** Record set follows **

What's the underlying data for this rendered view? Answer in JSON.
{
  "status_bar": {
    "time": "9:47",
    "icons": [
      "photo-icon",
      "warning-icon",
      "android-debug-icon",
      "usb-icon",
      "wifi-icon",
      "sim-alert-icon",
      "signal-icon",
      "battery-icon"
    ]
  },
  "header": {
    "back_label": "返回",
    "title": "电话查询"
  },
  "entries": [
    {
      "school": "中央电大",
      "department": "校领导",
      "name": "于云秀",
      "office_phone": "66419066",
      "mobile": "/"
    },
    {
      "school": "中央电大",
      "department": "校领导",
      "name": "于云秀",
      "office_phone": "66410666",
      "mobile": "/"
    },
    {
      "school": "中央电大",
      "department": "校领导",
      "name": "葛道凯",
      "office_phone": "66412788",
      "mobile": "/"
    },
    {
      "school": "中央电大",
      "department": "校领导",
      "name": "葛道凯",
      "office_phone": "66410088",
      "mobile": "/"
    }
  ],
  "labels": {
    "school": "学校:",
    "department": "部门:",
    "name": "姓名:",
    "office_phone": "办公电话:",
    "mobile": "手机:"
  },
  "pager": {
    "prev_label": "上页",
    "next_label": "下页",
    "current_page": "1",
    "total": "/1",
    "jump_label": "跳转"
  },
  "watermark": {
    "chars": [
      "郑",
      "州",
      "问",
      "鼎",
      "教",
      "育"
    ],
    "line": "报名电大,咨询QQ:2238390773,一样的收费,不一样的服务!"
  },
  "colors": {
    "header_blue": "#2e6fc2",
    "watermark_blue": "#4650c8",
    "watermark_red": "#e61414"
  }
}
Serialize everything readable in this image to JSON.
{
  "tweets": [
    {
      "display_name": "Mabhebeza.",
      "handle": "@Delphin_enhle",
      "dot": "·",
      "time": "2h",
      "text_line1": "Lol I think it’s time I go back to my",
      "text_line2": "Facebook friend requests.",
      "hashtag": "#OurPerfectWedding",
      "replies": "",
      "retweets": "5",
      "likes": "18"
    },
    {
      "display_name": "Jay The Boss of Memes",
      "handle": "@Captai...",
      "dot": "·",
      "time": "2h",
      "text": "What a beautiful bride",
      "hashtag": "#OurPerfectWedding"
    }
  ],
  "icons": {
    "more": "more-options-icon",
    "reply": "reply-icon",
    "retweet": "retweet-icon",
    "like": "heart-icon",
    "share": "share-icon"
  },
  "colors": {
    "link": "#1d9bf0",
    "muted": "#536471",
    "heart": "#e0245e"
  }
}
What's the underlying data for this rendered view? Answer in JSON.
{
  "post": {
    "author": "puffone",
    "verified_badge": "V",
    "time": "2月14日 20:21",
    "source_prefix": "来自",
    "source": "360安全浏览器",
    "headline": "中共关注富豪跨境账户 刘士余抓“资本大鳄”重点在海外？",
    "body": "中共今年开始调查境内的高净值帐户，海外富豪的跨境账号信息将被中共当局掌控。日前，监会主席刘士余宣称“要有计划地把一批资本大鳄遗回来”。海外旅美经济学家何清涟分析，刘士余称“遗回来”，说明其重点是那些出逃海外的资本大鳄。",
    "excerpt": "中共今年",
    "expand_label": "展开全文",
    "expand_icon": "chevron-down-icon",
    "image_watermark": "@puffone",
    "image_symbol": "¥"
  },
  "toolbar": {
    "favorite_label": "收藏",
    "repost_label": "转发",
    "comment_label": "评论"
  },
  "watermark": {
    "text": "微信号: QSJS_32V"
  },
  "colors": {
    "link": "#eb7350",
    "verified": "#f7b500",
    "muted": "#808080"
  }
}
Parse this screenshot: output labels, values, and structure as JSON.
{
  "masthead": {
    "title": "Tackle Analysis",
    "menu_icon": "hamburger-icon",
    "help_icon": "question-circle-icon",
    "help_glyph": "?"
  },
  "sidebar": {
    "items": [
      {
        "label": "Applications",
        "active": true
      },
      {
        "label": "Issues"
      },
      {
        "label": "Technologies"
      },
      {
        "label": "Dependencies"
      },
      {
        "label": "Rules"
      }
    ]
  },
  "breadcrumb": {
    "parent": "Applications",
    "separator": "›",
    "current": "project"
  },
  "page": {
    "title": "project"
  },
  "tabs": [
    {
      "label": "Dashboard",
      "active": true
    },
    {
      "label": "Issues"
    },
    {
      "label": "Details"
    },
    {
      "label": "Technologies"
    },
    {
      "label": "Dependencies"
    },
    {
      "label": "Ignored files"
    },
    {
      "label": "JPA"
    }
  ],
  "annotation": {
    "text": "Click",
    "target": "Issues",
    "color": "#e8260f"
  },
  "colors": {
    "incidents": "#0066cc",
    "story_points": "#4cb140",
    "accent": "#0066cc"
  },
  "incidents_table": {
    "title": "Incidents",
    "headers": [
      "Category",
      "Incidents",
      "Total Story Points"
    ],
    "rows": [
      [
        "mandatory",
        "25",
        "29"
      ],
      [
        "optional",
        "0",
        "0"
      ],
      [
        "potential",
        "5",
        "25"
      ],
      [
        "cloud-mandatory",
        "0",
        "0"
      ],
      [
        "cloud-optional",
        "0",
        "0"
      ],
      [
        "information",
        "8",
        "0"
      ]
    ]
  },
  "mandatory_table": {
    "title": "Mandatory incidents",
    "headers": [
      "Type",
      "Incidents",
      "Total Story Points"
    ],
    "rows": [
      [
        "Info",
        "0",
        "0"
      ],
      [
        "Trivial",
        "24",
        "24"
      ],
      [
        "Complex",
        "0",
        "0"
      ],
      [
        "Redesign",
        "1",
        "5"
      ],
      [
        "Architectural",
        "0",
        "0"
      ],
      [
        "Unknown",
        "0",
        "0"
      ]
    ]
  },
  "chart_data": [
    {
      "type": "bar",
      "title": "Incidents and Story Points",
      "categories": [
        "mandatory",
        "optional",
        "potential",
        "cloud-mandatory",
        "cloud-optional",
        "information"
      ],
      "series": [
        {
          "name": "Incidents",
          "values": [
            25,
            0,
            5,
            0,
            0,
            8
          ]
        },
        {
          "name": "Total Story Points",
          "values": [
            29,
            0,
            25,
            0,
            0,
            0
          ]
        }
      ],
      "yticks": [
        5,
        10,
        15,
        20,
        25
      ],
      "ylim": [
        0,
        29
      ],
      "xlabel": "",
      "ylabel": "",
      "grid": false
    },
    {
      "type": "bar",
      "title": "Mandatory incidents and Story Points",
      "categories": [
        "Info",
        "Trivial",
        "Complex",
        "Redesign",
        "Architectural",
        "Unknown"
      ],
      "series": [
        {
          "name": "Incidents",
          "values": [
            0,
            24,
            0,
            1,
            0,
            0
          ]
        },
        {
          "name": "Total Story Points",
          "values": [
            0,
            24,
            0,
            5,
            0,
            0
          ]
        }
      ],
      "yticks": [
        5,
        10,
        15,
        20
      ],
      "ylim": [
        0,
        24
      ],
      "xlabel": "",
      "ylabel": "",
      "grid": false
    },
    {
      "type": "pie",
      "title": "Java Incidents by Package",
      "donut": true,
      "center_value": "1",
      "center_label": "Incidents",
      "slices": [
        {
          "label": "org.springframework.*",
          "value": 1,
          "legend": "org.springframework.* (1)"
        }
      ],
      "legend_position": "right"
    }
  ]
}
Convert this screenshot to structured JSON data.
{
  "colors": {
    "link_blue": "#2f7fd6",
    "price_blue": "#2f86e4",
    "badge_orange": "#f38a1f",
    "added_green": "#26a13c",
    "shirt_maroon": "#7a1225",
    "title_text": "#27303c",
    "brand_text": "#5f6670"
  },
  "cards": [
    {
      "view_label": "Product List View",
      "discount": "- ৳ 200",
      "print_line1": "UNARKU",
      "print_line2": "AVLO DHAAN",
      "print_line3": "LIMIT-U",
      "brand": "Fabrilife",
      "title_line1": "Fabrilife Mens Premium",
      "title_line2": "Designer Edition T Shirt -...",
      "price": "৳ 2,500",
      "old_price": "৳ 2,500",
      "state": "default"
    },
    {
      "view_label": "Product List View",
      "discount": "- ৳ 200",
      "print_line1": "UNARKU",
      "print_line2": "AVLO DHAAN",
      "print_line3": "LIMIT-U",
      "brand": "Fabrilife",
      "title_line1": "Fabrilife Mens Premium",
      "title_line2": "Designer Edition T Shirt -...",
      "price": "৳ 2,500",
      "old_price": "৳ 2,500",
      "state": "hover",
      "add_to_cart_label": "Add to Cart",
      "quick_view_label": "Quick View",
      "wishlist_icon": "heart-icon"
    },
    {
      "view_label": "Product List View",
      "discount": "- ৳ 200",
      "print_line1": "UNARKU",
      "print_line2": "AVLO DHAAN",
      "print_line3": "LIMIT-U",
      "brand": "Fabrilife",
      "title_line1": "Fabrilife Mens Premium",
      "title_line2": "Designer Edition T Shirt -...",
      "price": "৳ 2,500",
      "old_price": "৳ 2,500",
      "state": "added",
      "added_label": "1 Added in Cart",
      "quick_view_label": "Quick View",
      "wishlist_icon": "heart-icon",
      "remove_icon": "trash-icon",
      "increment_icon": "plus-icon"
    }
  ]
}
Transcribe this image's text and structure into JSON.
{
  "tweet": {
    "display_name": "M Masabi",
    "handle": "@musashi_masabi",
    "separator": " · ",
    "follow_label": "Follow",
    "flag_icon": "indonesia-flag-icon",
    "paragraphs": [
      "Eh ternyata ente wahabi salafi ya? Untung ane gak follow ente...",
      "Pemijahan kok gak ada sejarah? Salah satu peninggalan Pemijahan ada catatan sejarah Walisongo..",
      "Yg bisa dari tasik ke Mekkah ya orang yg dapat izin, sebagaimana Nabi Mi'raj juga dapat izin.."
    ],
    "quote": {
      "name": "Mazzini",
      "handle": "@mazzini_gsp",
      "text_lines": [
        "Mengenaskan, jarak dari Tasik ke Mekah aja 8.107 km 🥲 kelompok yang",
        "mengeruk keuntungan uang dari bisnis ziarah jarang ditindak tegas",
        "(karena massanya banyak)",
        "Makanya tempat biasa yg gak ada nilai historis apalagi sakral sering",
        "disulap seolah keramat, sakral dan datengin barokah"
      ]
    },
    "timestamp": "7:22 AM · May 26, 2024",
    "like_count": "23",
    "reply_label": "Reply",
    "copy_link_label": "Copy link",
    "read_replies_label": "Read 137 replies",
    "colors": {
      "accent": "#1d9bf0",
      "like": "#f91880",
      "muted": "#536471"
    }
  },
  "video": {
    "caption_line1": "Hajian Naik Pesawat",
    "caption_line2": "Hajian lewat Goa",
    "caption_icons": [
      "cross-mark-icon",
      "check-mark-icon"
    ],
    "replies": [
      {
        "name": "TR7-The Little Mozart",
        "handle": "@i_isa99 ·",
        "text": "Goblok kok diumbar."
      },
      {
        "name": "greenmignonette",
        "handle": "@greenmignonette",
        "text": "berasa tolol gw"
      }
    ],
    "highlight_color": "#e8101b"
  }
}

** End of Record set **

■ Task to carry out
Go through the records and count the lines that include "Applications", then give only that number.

■ Answer box
2